Morlais Castle is a 13th century castle located above the Taff Gorge near the town of Merthyr Tydfil in Wales. Not much remains today of the castle first begun by Gilbert de Clare, 3rd Earl of Gloucester on land claimed by Humphrey de Bohun, 3rd Earl of Hereford. Warfare broke out between the Earls in 1290 and they were severely admonished and fined by King Edward I of England, who had to march down from North Wales to intervene. The castle was captured by Madog ap Llywelyn in 1294. The castle is believed to have never been fully completed, and the location was too remote and exposed to serve as a residence. The Bucks' engraving of 1741, however, shows that fragments of the walls then still stood high.
The castle comprised a triangular inner ward with sides about 45m long and an inner bailey 60m wide. The inner ward had a round keep 17m in diameter at the north corner, a D-shaped tower with a staircase on the north side at the SE corner, and a similar tower projected from the south wall. Between the later two was the gateway. On the west side was a freestanding building about 25m long. It was joined to the south tower by an almost square building. In front of the south tower is a deep pit, presumably the cistern.

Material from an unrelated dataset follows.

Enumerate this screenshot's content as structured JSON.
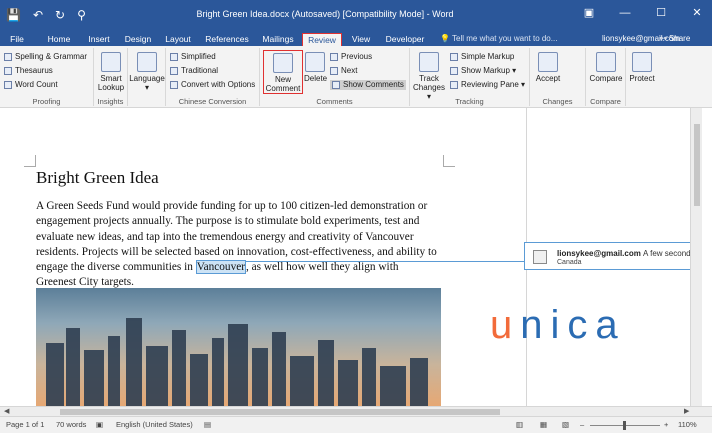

The outer ward has no towers on the west side, but there is a D-shaped tower at the south-east corner. The later has a rib-vaulted basement with a central pier and a sharply pointed doorway. Against the east curtain was a large and thickly walled building over 20m long, and on the west is a smaller building. Little remains today, though, with only one room still intact in what would have been the bottom of the main keep, and small walls around the castle give us an idea of where it once stood. The moat stretches around most of the castle, although one side has vanished; this may be because of the lime quarry located there. The 18-hole Morlais Castle golf course is located to one side of the castle.